REMEMBER! It is vital that Access Control and anti-tailgating measures are as robust as possible, and that unauthorised persons are not allowed to gain access to your premises!

Despite this attack, the international terror threat level in the UK remains at severe, meaning an attack is “highly likely”.

The current threat level from international terrorism for the UK was raised on 29 August 2014 and is now assessed as: SEVERE

 

The threat level for Irish related terrorism is set separately for Northern Ireland and Great Britain

 

In Northern Ireland it is: SEVERE and in Great Britain SUBSTANTIAL

NOTE:

  • CRITICAL means that a terrorist attack is imminent
  • SEVERE means that a terrorist attack is highly likely
  • SUBSTANTIAL that an attack is a strong possibility
  • MODERATE that an attack is possible but unlikely

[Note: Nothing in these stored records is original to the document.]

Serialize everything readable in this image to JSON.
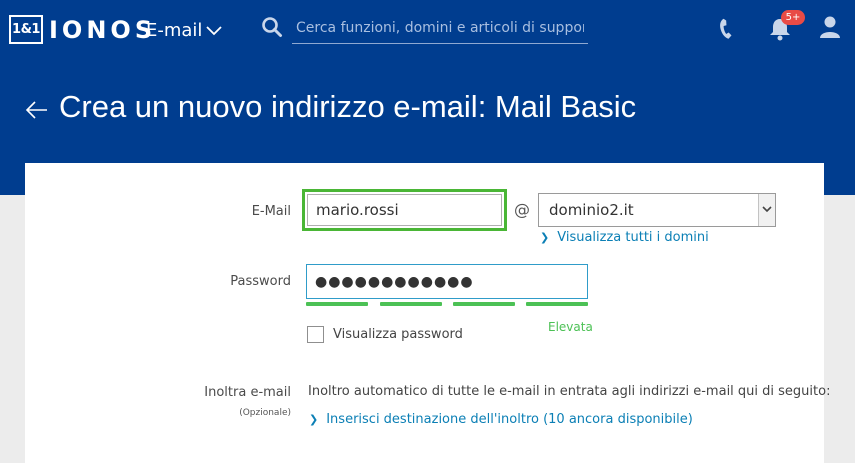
{
  "header": {
    "logo_box": "1&1",
    "logo_text": "IONOS",
    "app_switcher_label": "E-mail",
    "search_placeholder": "Cerca funzioni, domini e articoli di supporto",
    "notification_badge": "5+"
  },
  "page": {
    "title": "Crea un nuovo indirizzo e-mail: Mail Basic"
  },
  "form": {
    "email_label": "E-Mail",
    "email_value": "mario.rossi",
    "at_sign": "@",
    "domain_value": "dominio2.it",
    "show_domains_link": "Visualizza tutti i domini",
    "password_label": "Password",
    "password_value": "●●●●●●●●●●●●",
    "password_strength": "Elevata",
    "password_strength_segments_filled": 4,
    "show_password_label": "Visualizza password",
    "forward_label": "Inoltra e-mail",
    "forward_optional": "(Opzionale)",
    "forward_description": "Inoltro automatico di tutte le e-mail in entrata agli indirizzi e-mail qui di seguito:",
    "forward_link": "Inserisci destinazione dell'inoltro (10 ancora disponibile)"
  },
  "colors": {
    "brand_blue": "#003d8f",
    "focus_green": "#4ab636",
    "strength_green": "#4cc155",
    "link_blue": "#0b7fb5",
    "badge_red": "#e84b46"
  },
  "icons": [
    "search-icon",
    "phone-icon",
    "bell-icon",
    "user-icon",
    "back-arrow-icon",
    "chevron-down-icon",
    "chevron-right-icon"
  ]
}
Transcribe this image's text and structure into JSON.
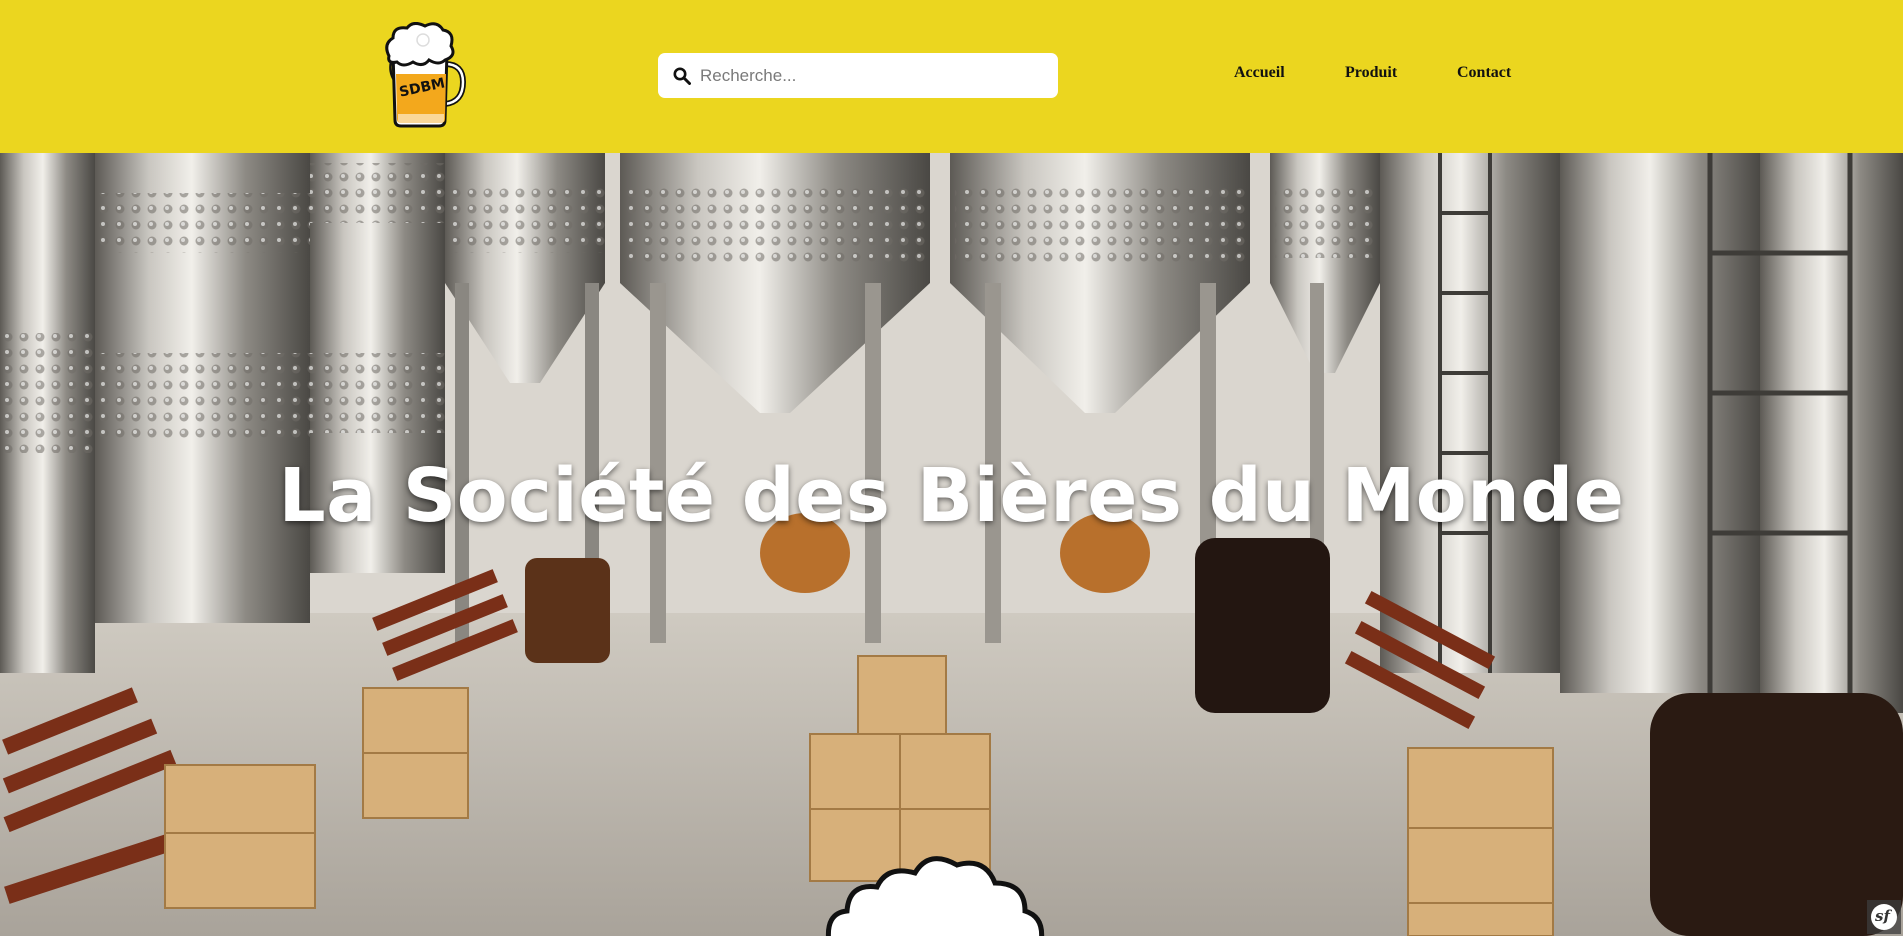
{
  "header": {
    "logo": {
      "text": "SDBM",
      "icon": "beer-mug-logo-icon"
    },
    "search": {
      "placeholder": "Recherche...",
      "value": "",
      "icon": "search-icon"
    },
    "nav": [
      {
        "label": "Accueil"
      },
      {
        "label": "Produit"
      },
      {
        "label": "Contact"
      }
    ]
  },
  "hero": {
    "title": "La Société des Bières du Monde",
    "decoration": "beer-foam-icon"
  },
  "toolbar": {
    "icon": "symfony-debug-icon",
    "label": "sf"
  },
  "colors": {
    "header_bg": "#ebd61f",
    "search_bg": "#ffffff",
    "nav_text": "#111111",
    "hero_text": "#ffffff"
  }
}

Everyone should always remain alert to the danger of terrorism and report any suspicious activity to the Police on 999 or the anti-terrorist hotline on 0800 789 321.

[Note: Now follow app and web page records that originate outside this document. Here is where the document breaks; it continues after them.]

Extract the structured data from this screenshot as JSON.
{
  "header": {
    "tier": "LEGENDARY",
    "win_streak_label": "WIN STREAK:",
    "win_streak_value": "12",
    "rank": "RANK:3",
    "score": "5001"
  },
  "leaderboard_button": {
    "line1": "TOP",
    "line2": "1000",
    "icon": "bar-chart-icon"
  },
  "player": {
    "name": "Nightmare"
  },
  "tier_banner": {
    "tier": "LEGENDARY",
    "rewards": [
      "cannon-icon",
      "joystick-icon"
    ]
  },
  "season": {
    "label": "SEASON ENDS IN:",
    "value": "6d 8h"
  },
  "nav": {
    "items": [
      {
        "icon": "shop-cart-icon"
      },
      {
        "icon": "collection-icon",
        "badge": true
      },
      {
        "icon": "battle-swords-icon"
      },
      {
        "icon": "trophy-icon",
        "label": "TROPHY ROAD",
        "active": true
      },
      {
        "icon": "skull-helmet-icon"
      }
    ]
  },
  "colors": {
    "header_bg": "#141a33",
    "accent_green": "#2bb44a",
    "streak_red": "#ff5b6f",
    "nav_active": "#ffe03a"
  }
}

REPORT IT!

You may end up saving a life or lives… and there is nothing more rewarding than that…

The following telephone numbers may be useful:

  • Corps Security Central Support – 0141 847 2044
  • Specific advice on Counter-Terrorism matters: 020 7566 0516

Editor: Mike Bluestone

Associate Editor: Emma Brooksbank

Dear Readers,

This afternoon’s terror attack in the Westminster area of London remains an ongoing incident.  Media reports thus far indicate the following summary of events:

  • A police officer has been stabbed in the Houses of Parliament in central London
  • The alleged assailant was shot by armed police
  • Witnesses report seeing several people being “mowed down” by a vehicle on Westminster Bridge (two fatalities have been reported at this time)
  • Footage on social media shows people lying in the road
  • Metropolitan Police say they are treating it as a terrorist incident and buildings are in lockdown

Parliament and several other iconic sites within the Westminster area remain on lockdown, and Westminster tube station is closed.  Some customer premises within the Westminster district may also presently be on lockdown, although others located outside of the immediate secure zone, may not be affected.  Corps Security’s operations teams are in contact with relevant customer sites affected by the incident, and are providing support to our Site Security Management, and security officer teams.

Until all the facts relating to the incident are fully known, we urge all readers with premises in Central London to maintain the highest levels of vigilance, paying special attention to access control, as well as to the reporting of any suspicious activity around premises.  Those customers with premises in Central London will likely find disruption to public transport throughout this evening.

The following telephone numbers may be useful:

  • Corps Security Central Support – 0141 847 2044
  • Specific advice on Counter-Terrorism matters: 020 7566 0516

Mike Bluestone CSyP

Director

Corps Consult